In 2005, the Legislature implemented the essential programs and services model of allocating state resources for K-12 education. This model considers the cost to each community of providing essential resources to meet the needs of its students to ensure that every child is given the opportunity to be successful. At the same time, it respects Maine's long-cherished tradition of local control over education decisions. In addition, the Legislature increased school funding by $250 million. As a result, Gorham, Scarborough and Westbrook all received significantly greater funding from the state for its schools.
Although Maine does a good job of educating students from kindergarten through high school, we have one of the lowest college graduation rates in the country. In an economy that is increasingly service-based and heavily reliant on advanced skills, this inhibits Maine's ability to recruit employers. To remedy this problem, the culture must change so that every student is encouraged to obtain post-secondary education. At the same time, we must ensure that there is a strong community college system to meet the diverse needs of our students and that is accessible to all

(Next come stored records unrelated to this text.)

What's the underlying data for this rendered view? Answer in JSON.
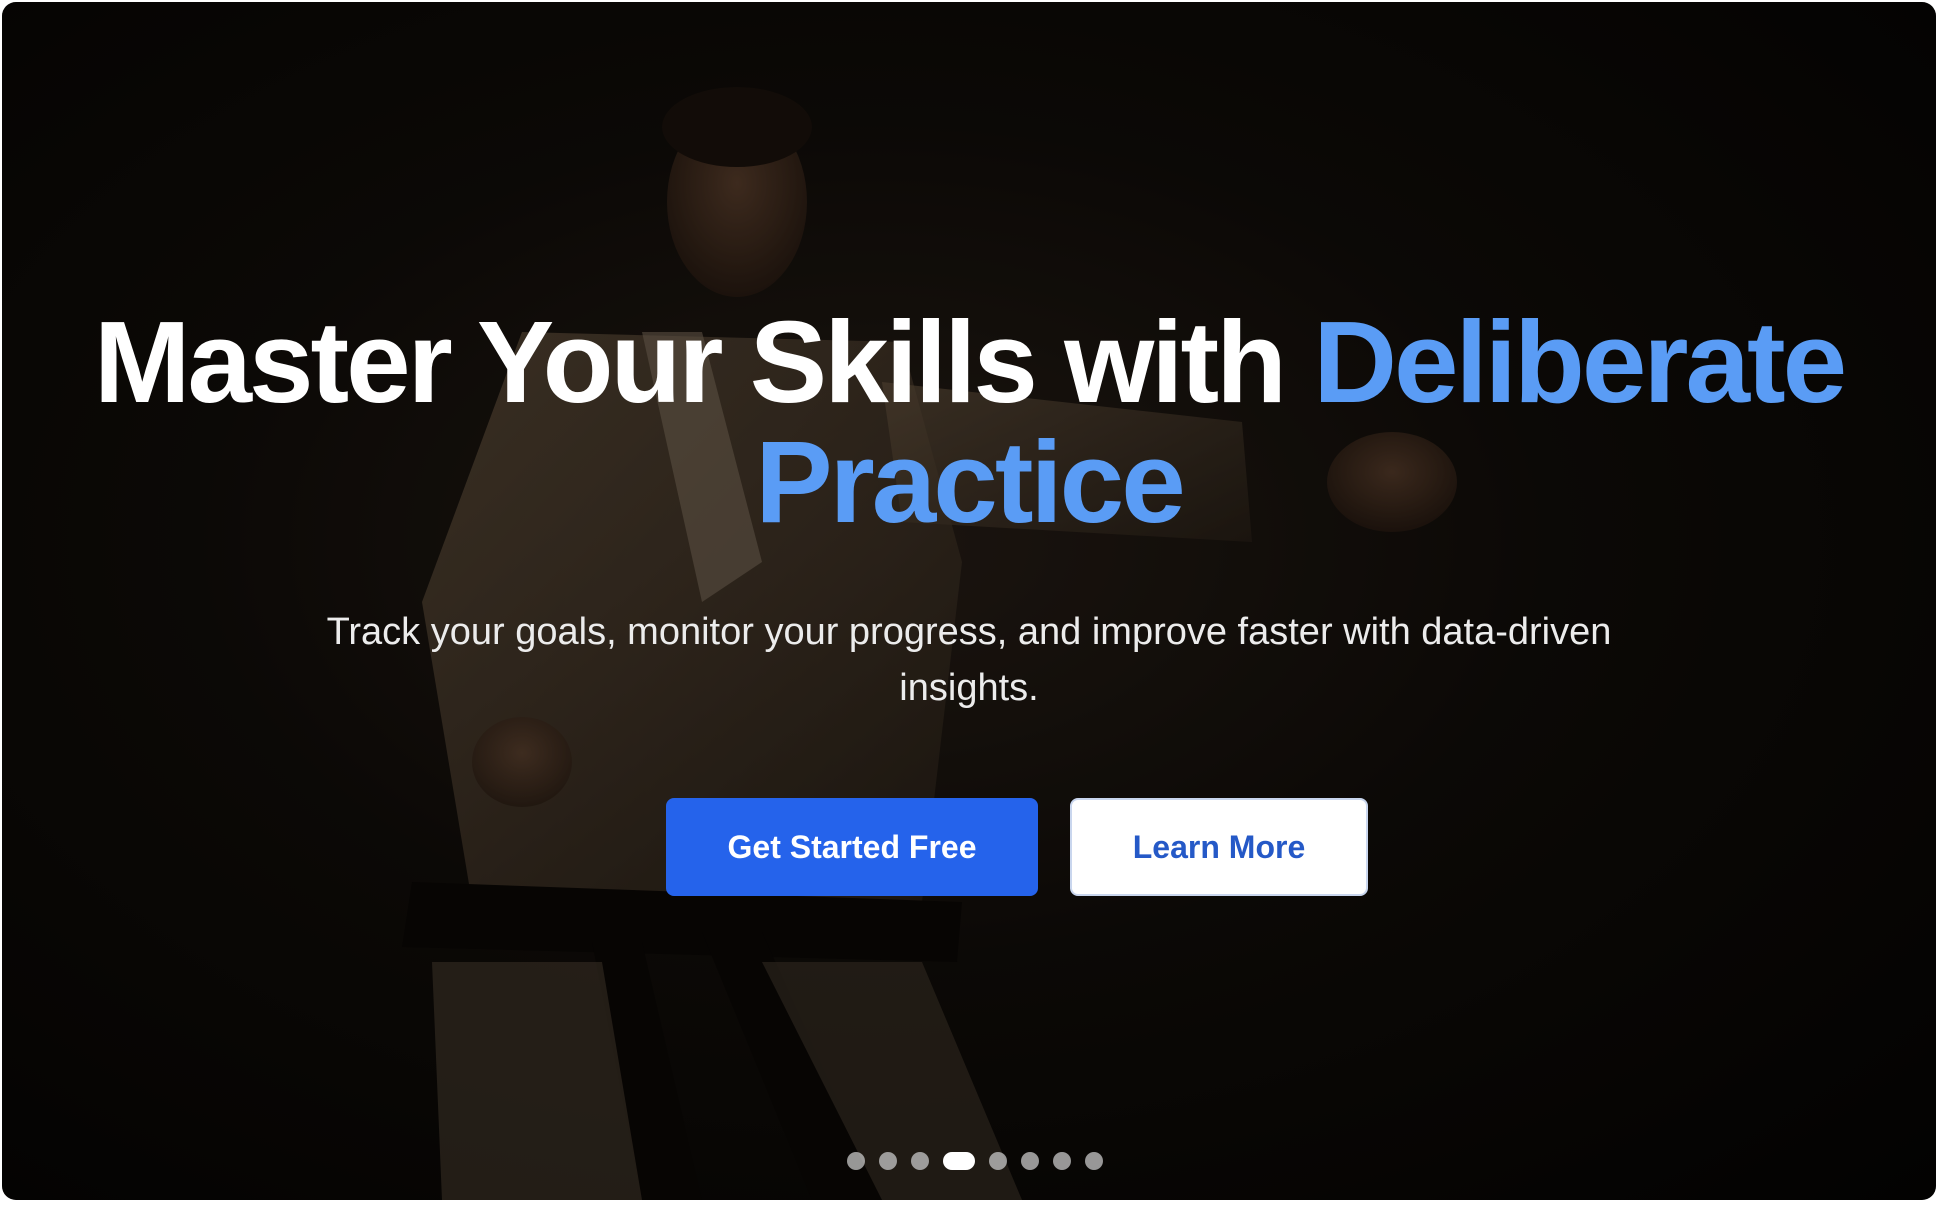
{
  "hero": {
    "headline_main": "Master Your Skills with ",
    "headline_accent": "Deliberate Practice",
    "subtitle": "Track your goals, monitor your progress, and improve faster with data-driven insights.",
    "primary_cta": "Get Started Free",
    "secondary_cta": "Learn More",
    "accent_color": "#5a9cf5",
    "primary_color": "#2563eb",
    "background_image": "karate-practitioner-punch-photo"
  },
  "carousel": {
    "slide_count": 8,
    "active_index": 3
  }
}
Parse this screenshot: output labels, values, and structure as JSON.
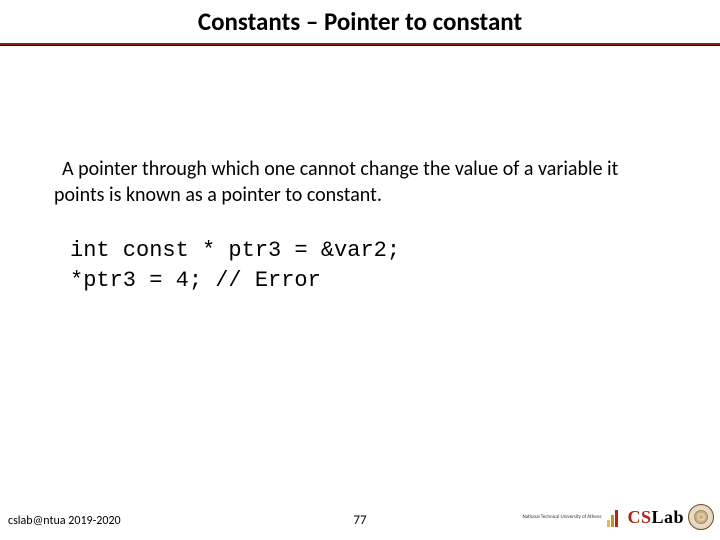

Unfortunately, too many students who are accepted at schools within the University of Maine system (including USM) are unable to attend due to the high tuition rates. We should provide scholarships and other forms of financial aid to bridge the gap between an accepted student's ability to pay and the cost of attending. This would ensure that students who work hard and are offered a place in the University of Maine system are not denied a college education based solely upon an inability to pay.